NFL Spread Betting Explained
The point spread levels the playing field, making betting on either the favorite or the underdog equally attractive. Either the favorite has to win by the margin listed, or the underdog has a buffer to lose the game by that margin, or win it outright.
How does the point spread work?
In the example below, the Packers are the favorite. The minus sign always denotes the favorite, and the plus sign denotes the underdog. For the Packers to cover 6.5 points, they have to win by seven or more. So in this example, if you bet on the Packers, they need to win by at least seven points to cover the spread.
Chicago Bears +6.5 (-110)
Green Bay Packers -6.5 (-110)
However, if you bet the Bears, they can lose by six, five, four, three, two or one point, or win the game outright, and you win your bet.
Your payout is determined by the moneyline odds attached to the point spread. A negative number (such as -110) shows how much money you must wager to win $100, while a positive number (like +110) shows how much money you will win on a $100 wager.
Typically, the odds given on the spread are -110 unless otherwise noted. If one side is receiving a lot of action, oddsmakers may adjust the lines accordingly in an effort to balance the action.
What’s a push?
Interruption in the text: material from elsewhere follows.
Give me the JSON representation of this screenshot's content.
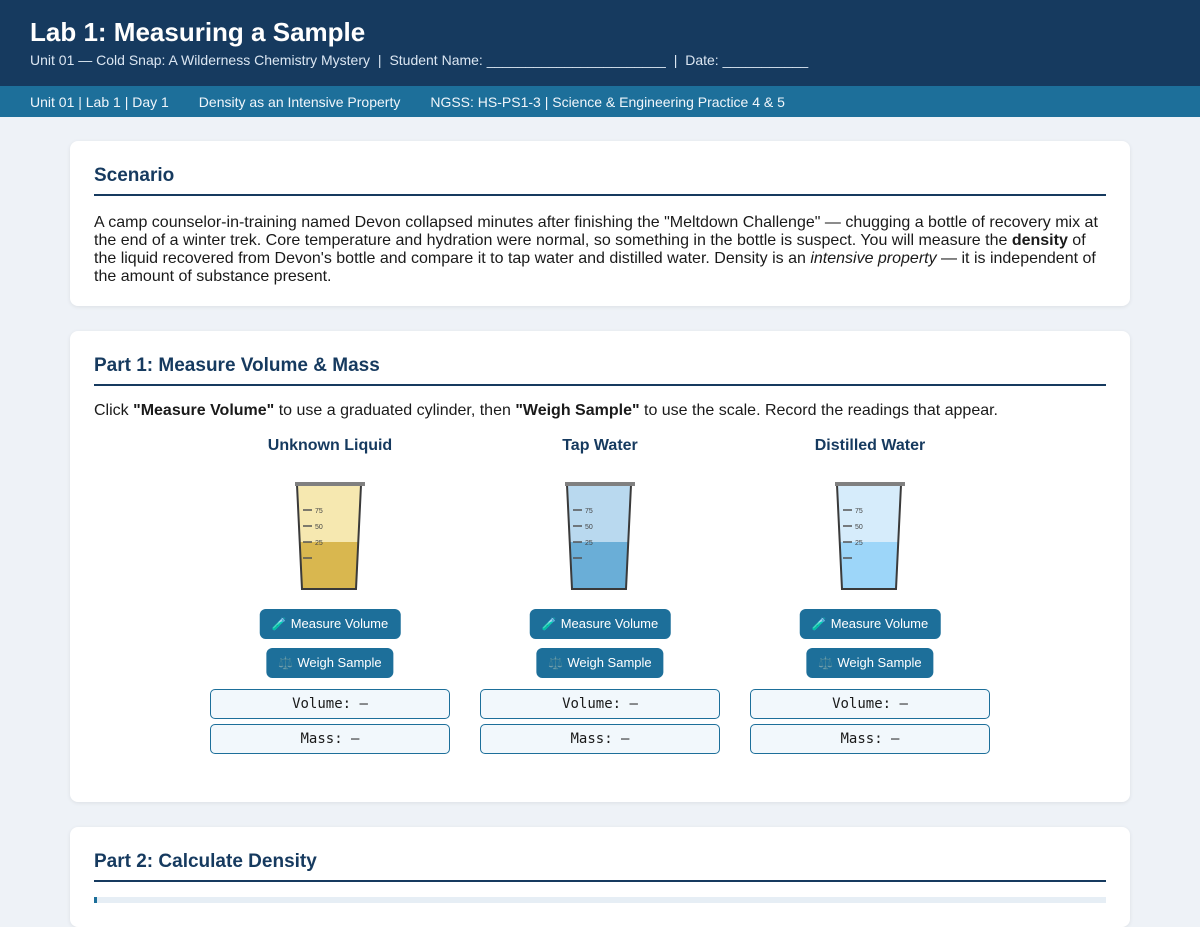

Sometimes oddsmakers will set the line on an even number like 3, 6 or even 10. In cases like these, if the favored team wins by the exact amount set for the spread, the bet would be considered a push and your risk amount would be returned. For example, if the San Francisco 49ers were 7-point favorites and they won by a touchdown (seven points), any wager on the 49ers at -7 would result in a push.
Check out other betting strategy articles to learn more about the different types of NFL wagering.